Arts & Life

Music Review: 'Let It Be... Naked' from The Beatles

New 'Back to Roots' Version of Fab Four's Final Album

  • Playlist
  • Download
  • Embed
    <iframe src="" width="100%" height="290" frameborder="0" scrolling="no" title="NPR embedded audio player">

Audio is not available

Cover of the new Beatles album, Let It Be... Naked

Cover of the new Beatles album, Let It Be... Naked EMI Records hide caption

toggle caption EMI Records

Songs from 'Let It Be... Naked' (EMI)

audio icon 'The Long and Winding Road'

audio icon 'Let It Be'

audio icon 'One After 909'

audio icon 'Across the Universe'

(Note: Selections edited from original length.)
This item is available for purchase online. Your purchase helps support NPR.

When the Beatles broke up in 1970, the group had one final album in the can, ready for release. It wasn't the last record the Beatles made — that had been Abbey Road, which had been released the previous fall. Instead, Let It Be was a collection of "live in the studio" performances from a year and a half earlier. The performances were marinated with orchestra, chorus and overdubs by the reclusive and legendary producer Phil Spector.

At the time, Let It Be was greeted with more generosity than it deserved, says Washington Post music critic Tim Page, in part due to some excellent songs and in part due to residual Beatlemaniac nostalgia. In recent years, Let It Be has generally been judged one of the group's worst albums, a disappointing embarrassment along the lines of The Beach Boys' 15 Big Ones or Bob Dylan's Self Portrait.

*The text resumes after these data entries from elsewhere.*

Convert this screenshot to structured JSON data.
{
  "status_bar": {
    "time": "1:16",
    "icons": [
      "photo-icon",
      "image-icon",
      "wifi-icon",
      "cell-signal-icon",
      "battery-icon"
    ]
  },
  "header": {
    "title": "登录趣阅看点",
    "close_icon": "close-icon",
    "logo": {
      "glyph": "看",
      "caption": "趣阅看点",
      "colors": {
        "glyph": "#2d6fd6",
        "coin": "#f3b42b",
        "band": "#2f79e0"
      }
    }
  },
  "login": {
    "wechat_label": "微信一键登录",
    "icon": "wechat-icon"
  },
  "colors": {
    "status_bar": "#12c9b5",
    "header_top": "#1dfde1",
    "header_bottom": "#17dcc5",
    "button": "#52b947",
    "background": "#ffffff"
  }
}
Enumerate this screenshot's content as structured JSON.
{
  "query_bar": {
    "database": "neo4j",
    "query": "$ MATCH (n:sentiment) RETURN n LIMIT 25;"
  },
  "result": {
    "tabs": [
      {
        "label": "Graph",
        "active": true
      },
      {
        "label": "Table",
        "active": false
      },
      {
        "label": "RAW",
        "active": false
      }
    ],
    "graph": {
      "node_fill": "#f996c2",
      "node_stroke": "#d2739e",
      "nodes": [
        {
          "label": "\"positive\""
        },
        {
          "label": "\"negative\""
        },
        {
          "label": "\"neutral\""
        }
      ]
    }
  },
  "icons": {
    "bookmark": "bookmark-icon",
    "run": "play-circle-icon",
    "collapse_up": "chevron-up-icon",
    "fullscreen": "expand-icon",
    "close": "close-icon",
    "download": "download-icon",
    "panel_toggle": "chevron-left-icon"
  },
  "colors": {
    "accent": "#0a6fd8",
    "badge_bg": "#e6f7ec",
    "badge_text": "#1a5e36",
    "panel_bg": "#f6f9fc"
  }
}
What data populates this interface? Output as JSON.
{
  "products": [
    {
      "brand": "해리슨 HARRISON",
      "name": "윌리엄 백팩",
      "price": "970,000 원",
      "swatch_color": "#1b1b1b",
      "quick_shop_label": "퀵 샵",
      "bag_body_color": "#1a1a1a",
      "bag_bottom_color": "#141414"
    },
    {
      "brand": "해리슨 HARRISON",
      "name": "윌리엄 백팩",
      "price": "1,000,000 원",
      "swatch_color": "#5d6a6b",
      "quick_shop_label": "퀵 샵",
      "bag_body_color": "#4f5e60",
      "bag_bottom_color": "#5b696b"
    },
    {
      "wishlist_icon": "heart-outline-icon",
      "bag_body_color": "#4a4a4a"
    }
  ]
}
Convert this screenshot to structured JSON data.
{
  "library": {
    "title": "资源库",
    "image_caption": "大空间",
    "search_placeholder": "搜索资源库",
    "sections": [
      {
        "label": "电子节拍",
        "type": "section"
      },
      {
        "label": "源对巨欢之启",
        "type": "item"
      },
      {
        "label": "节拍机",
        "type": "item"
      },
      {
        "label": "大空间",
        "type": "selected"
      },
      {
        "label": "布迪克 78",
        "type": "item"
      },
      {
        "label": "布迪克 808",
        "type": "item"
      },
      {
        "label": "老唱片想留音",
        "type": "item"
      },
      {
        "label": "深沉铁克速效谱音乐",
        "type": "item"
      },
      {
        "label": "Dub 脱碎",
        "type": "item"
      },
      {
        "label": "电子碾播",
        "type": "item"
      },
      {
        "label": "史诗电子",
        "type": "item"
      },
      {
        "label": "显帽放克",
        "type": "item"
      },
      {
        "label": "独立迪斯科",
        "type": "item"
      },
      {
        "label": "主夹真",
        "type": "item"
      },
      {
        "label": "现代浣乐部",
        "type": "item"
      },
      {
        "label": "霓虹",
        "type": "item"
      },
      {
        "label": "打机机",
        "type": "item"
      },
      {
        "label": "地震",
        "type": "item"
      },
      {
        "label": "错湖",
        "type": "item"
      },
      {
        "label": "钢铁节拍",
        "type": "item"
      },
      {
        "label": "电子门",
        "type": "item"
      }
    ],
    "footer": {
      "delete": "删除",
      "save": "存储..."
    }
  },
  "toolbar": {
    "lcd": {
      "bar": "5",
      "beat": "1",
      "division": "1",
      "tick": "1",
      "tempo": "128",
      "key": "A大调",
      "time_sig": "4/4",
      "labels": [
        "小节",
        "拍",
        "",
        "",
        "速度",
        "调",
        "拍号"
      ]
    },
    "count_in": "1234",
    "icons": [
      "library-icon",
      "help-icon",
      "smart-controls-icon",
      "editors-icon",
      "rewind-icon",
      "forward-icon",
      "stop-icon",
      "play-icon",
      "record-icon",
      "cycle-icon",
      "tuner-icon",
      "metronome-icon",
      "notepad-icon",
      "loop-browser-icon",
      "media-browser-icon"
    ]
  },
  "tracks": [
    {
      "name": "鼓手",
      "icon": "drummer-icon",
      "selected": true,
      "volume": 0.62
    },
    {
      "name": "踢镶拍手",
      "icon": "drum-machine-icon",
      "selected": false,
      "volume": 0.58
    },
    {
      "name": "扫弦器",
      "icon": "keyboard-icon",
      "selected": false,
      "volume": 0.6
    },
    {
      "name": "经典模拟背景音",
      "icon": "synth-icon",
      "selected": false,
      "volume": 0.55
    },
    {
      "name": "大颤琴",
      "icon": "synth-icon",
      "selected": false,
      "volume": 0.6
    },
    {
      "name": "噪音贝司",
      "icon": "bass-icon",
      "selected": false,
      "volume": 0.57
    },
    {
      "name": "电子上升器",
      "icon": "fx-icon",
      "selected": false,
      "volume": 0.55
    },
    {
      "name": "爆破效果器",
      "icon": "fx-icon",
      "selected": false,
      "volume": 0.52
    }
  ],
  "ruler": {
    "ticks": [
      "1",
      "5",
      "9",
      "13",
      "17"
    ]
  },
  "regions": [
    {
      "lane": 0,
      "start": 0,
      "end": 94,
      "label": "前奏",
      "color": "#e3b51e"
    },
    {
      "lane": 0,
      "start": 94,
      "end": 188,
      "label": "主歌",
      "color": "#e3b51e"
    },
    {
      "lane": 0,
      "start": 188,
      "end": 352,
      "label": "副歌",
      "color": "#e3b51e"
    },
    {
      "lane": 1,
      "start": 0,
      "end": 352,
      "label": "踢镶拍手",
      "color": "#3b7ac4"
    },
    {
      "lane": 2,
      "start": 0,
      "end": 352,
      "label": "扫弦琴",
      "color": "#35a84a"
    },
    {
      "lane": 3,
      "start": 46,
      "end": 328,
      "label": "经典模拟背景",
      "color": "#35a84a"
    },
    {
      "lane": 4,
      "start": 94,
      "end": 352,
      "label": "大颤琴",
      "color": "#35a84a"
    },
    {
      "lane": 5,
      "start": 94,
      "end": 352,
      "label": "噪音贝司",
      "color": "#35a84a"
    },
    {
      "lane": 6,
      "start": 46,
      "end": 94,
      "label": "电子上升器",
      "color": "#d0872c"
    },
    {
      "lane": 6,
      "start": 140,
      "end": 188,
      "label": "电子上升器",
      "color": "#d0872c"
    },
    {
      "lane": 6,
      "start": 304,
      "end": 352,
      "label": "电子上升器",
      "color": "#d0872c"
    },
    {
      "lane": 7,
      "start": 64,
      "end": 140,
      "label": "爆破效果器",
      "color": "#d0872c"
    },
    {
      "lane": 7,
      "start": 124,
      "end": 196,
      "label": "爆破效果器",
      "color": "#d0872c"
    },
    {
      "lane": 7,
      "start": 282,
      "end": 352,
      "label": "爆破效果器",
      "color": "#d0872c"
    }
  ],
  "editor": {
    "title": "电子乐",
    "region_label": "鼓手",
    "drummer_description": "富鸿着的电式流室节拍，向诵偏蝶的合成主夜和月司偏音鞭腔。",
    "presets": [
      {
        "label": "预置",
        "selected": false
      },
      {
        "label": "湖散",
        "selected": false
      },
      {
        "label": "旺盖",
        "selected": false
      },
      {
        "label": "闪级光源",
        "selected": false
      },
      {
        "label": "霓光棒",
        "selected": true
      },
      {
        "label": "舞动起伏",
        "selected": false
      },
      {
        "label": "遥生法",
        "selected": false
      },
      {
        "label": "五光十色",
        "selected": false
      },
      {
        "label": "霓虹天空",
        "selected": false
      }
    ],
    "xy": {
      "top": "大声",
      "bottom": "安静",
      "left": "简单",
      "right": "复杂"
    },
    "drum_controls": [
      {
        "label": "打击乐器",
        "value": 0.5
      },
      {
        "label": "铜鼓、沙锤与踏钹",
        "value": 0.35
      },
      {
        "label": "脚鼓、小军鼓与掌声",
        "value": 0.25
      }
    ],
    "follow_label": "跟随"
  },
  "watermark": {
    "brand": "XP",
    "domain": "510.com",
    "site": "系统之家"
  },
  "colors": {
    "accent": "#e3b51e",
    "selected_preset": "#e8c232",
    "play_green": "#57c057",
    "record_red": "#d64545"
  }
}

But now EMI has issued a "back to the roots" version of this final album, stripping away the strings, the chorus, and most of the overdubs. The result, titled Let It Be... Naked, was issued earlier this week and is climbing the charts. For All Things Considered, Page offers a review of the CD.



Please keep your community civil. All comments must follow the Community rules and Terms of Use. NPR reserves the right to use the comments we receive, in whole or in part, and to use the commenter's name and location, in any medium. See also the Terms of Use, Privacy Policy and Community FAQ.

NPR thanks our sponsors

Become an NPR sponsor

Support comes from